◆ TASK INSTRUCTIONS ◆
Only the number is wanted: how many lines below contain "Code"?

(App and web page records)
========

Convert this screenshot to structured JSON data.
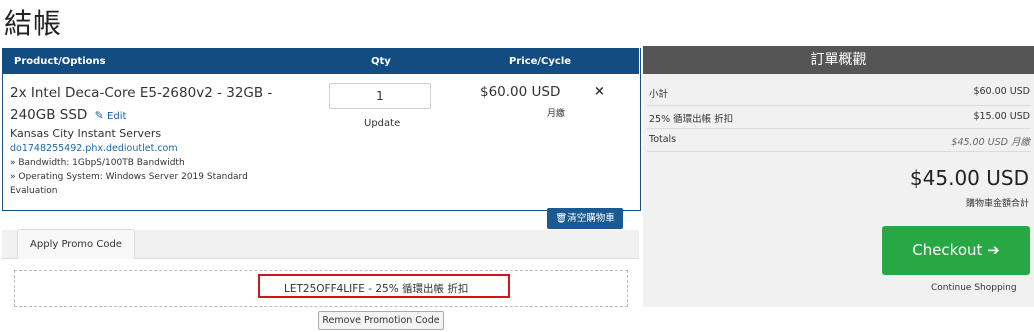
{
  "page": {
    "title": "結帳"
  },
  "cart": {
    "headers": {
      "product": "Product/Options",
      "qty": "Qty",
      "price": "Price/Cycle"
    },
    "item": {
      "name": "2x Intel Deca-Core E5-2680v2 - 32GB - 240GB SSD",
      "edit_label": "Edit",
      "group": "Kansas City Instant Servers",
      "domain": "do1748255492.phx.dedioutlet.com",
      "config": [
        "» Bandwidth: 1GbpS/100TB Bandwidth",
        "» Operating System: Windows Server 2019 Standard Evaluation"
      ],
      "qty": "1",
      "update_label": "Update",
      "price": "$60.00 USD",
      "cycle": "月繳",
      "remove_icon": "×"
    },
    "empty_cart_label": "清空購物車"
  },
  "promo": {
    "tab_label": "Apply Promo Code",
    "applied_text": "LET25OFF4LIFE - 25% 循環出帳 折扣",
    "remove_label": "Remove Promotion Code",
    "highlight_color": "#d1141b"
  },
  "summary": {
    "title": "訂單概觀",
    "subtotal_label": "小計",
    "subtotal_value": "$60.00 USD",
    "discount_label": "25% 循環出帳 折扣",
    "discount_value": "$15.00 USD",
    "totals_label": "Totals",
    "totals_value": "$45.00 USD 月繳",
    "total_due": "$45.00 USD",
    "total_caption": "購物車金額合計",
    "checkout_label": "Checkout",
    "checkout_arrow": "➔",
    "continue_label": "Continue Shopping"
  },
  "colors": {
    "header_blue": "#124c80",
    "summary_header": "#555555",
    "checkout_green": "#28a745"
  }
}
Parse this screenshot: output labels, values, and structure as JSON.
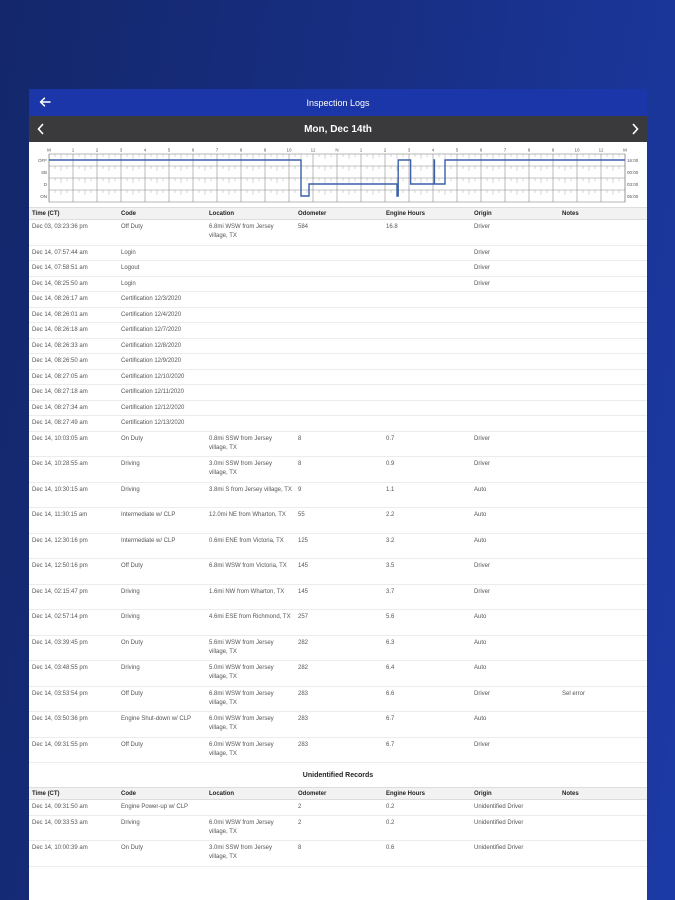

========

◆ TASK RESPONSE ◆
2